What you are asked to do:
Each entry needs to be restated exactly as written.

'''

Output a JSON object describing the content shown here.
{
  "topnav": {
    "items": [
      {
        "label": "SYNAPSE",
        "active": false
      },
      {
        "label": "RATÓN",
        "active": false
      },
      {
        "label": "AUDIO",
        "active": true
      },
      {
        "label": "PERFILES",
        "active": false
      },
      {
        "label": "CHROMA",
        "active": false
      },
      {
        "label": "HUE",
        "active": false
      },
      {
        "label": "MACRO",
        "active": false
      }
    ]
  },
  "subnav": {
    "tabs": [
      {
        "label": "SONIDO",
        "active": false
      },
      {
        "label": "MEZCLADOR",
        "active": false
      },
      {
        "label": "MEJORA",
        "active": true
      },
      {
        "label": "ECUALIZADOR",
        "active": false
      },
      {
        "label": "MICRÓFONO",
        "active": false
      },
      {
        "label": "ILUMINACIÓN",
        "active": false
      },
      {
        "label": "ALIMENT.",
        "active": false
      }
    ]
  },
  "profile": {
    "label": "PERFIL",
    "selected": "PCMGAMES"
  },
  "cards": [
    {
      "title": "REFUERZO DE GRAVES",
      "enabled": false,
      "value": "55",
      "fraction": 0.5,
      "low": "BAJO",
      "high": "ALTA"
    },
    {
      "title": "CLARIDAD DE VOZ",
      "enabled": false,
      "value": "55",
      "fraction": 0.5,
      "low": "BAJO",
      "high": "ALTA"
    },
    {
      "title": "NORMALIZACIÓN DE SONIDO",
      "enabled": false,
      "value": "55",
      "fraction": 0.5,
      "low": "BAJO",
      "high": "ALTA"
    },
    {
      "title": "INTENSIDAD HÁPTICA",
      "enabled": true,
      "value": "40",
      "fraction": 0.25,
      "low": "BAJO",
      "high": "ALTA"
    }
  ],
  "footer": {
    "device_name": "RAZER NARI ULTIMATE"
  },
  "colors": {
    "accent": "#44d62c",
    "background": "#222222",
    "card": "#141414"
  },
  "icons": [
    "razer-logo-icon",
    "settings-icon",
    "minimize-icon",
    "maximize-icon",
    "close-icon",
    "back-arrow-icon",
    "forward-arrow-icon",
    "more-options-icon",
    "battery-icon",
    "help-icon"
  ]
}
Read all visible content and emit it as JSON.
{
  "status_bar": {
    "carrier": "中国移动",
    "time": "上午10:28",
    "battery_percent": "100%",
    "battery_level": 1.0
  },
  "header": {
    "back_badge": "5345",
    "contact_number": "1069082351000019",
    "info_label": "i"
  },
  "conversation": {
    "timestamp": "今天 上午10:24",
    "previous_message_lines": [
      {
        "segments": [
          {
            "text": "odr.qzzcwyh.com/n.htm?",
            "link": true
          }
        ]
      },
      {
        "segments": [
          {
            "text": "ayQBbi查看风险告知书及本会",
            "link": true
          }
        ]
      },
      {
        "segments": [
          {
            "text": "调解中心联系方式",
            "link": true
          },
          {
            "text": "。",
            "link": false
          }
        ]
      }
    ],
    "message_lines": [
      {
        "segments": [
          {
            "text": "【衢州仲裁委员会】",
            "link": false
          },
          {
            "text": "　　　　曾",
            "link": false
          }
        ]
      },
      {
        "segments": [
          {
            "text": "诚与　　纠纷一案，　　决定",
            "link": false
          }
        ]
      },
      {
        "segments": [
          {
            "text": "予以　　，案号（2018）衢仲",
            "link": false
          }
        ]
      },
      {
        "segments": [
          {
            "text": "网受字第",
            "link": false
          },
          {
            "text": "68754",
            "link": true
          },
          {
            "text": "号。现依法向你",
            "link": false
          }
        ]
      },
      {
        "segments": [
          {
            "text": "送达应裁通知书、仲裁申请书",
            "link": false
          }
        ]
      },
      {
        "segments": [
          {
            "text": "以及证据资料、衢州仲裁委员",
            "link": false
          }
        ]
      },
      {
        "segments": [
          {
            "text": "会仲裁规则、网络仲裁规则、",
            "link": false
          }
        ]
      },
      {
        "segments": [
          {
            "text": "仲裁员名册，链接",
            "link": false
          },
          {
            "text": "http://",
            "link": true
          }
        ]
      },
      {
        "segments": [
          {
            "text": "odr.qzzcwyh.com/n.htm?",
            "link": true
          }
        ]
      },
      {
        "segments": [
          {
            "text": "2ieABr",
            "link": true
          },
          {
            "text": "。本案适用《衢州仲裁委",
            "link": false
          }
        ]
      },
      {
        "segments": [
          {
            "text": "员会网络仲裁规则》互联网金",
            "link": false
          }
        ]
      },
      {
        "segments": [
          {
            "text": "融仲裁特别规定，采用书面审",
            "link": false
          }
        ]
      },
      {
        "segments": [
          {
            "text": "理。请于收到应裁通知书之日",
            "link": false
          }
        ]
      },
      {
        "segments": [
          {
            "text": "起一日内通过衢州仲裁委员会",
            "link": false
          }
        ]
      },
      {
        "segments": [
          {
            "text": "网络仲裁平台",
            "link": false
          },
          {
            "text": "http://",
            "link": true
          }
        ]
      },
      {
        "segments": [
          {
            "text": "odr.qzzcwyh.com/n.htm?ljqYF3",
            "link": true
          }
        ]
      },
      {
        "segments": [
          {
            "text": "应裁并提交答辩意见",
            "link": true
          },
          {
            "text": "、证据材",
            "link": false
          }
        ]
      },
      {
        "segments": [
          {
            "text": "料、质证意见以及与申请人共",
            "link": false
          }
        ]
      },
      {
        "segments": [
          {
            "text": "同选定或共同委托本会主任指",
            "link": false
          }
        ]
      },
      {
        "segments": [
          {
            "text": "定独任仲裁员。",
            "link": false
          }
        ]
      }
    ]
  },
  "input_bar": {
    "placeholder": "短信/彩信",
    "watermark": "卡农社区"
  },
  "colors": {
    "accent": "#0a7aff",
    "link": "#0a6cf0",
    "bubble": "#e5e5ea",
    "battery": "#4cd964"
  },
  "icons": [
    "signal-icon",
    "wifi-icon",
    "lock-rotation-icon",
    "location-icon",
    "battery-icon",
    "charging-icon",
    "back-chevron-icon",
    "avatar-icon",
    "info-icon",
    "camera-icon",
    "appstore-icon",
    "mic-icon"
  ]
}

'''

Written answer:
Output a JSON object describing the content shown here.
{
  "topnav": {
    "items": [
      {
        "label": "SYNAPSE",
        "active": false
      },
      {
        "label": "RATÓN",
        "active": false
      },
      {
        "label": "AUDIO",
        "active": true
      },
      {
        "label": "PERFILES",
        "active": false
      },
      {
        "label": "CHROMA",
        "active": false
      },
      {
        "label": "HUE",
        "active": false
      },
      {
        "label": "MACRO",
        "active": false
      }
    ]
  },
  "subnav": {
    "tabs": [
      {
        "label": "SONIDO",
        "active": false
      },
      {
        "label": "MEZCLADOR",
        "active": false
      },
      {
        "label": "MEJORA",
        "active": true
      },
      {
        "label": "ECUALIZADOR",
        "active": false
      },
      {
        "label": "MICRÓFONO",
        "active": false
      },
      {
        "label": "ILUMINACIÓN",
        "active": false
      },
      {
        "label": "ALIMENT.",
        "active": false
      }
    ]
  },
  "profile": {
    "label": "PERFIL",
    "selected": "PCMGAMES"
  },
  "cards": [
    {
      "title": "REFUERZO DE GRAVES",
      "enabled": false,
      "value": "55",
      "fraction": 0.5,
      "low": "BAJO",
      "high": "ALTA"
    },
    {
      "title": "CLARIDAD DE VOZ",
      "enabled": false,
      "value": "55",
      "fraction": 0.5,
      "low": "BAJO",
      "high": "ALTA"
    },
    {
      "title": "NORMALIZACIÓN DE SONIDO",
      "enabled": false,
      "value": "55",
      "fraction": 0.5,
      "low": "BAJO",
      "high": "ALTA"
    },
    {
      "title": "INTENSIDAD HÁPTICA",
      "enabled": true,
      "value": "40",
      "fraction": 0.25,
      "low": "BAJO",
      "high": "ALTA"
    }
  ],
  "footer": {
    "device_name": "RAZER NARI ULTIMATE"
  },
  "colors": {
    "accent": "#44d62c",
    "background": "#222222",
    "card": "#141414"
  },
  "icons": [
    "razer-logo-icon",
    "settings-icon",
    "minimize-icon",
    "maximize-icon",
    "close-icon",
    "back-arrow-icon",
    "forward-arrow-icon",
    "more-options-icon",
    "battery-icon",
    "help-icon"
  ]
}
Read all visible content and emit it as JSON.
{
  "status_bar": {
    "carrier": "中国移动",
    "time": "上午10:28",
    "battery_percent": "100%",
    "battery_level": 1.0
  },
  "header": {
    "back_badge": "5345",
    "contact_number": "1069082351000019",
    "info_label": "i"
  },
  "conversation": {
    "timestamp": "今天 上午10:24",
    "previous_message_lines": [
      {
        "segments": [
          {
            "text": "odr.qzzcwyh.com/n.htm?",
            "link": true
          }
        ]
      },
      {
        "segments": [
          {
            "text": "ayQBbi查看风险告知书及本会",
            "link": true
          }
        ]
      },
      {
        "segments": [
          {
            "text": "调解中心联系方式",
            "link": true
          },
          {
            "text": "。",
            "link": false
          }
        ]
      }
    ],
    "message_lines": [
      {
        "segments": [
          {
            "text": "【衢州仲裁委员会】",
            "link": false
          },
          {
            "text": "　　　　曾",
            "link": false
          }
        ]
      },
      {
        "segments": [
          {
            "text": "诚与　　纠纷一案，　　决定",
            "link": false
          }
        ]
      },
      {
        "segments": [
          {
            "text": "予以　　，案号（2018）衢仲",
            "link": false
          }
        ]
      },
      {
        "segments": [
          {
            "text": "网受字第",
            "link": false
          },
          {
            "text": "68754",
            "link": true
          },
          {
            "text": "号。现依法向你",
            "link": false
          }
        ]
      },
      {
        "segments": [
          {
            "text": "送达应裁通知书、仲裁申请书",
            "link": false
          }
        ]
      },
      {
        "segments": [
          {
            "text": "以及证据资料、衢州仲裁委员",
            "link": false
          }
        ]
      },
      {
        "segments": [
          {
            "text": "会仲裁规则、网络仲裁规则、",
            "link": false
          }
        ]
      },
      {
        "segments": [
          {
            "text": "仲裁员名册，链接",
            "link": false
          },
          {
            "text": "http://",
            "link": true
          }
        ]
      },
      {
        "segments": [
          {
            "text": "odr.qzzcwyh.com/n.htm?",
            "link": true
          }
        ]
      },
      {
        "segments": [
          {
            "text": "2ieABr",
            "link": true
          },
          {
            "text": "。本案适用《衢州仲裁委",
            "link": false
          }
        ]
      },
      {
        "segments": [
          {
            "text": "员会网络仲裁规则》互联网金",
            "link": false
          }
        ]
      },
      {
        "segments": [
          {
            "text": "融仲裁特别规定，采用书面审",
            "link": false
          }
        ]
      },
      {
        "segments": [
          {
            "text": "理。请于收到应裁通知书之日",
            "link": false
          }
        ]
      },
      {
        "segments": [
          {
            "text": "起一日内通过衢州仲裁委员会",
            "link": false
          }
        ]
      },
      {
        "segments": [
          {
            "text": "网络仲裁平台",
            "link": false
          },
          {
            "text": "http://",
            "link": true
          }
        ]
      },
      {
        "segments": [
          {
            "text": "odr.qzzcwyh.com/n.htm?ljqYF3",
            "link": true
          }
        ]
      },
      {
        "segments": [
          {
            "text": "应裁并提交答辩意见",
            "link": true
          },
          {
            "text": "、证据材",
            "link": false
          }
        ]
      },
      {
        "segments": [
          {
            "text": "料、质证意见以及与申请人共",
            "link": false
          }
        ]
      },
      {
        "segments": [
          {
            "text": "同选定或共同委托本会主任指",
            "link": false
          }
        ]
      },
      {
        "segments": [
          {
            "text": "定独任仲裁员。",
            "link": false
          }
        ]
      }
    ]
  },
  "input_bar": {
    "placeholder": "短信/彩信",
    "watermark": "卡农社区"
  },
  "colors": {
    "accent": "#0a7aff",
    "link": "#0a6cf0",
    "bubble": "#e5e5ea",
    "battery": "#4cd964"
  },
  "icons": [
    "signal-icon",
    "wifi-icon",
    "lock-rotation-icon",
    "location-icon",
    "battery-icon",
    "charging-icon",
    "back-chevron-icon",
    "avatar-icon",
    "info-icon",
    "camera-icon",
    "appstore-icon",
    "mic-icon"
  ]
}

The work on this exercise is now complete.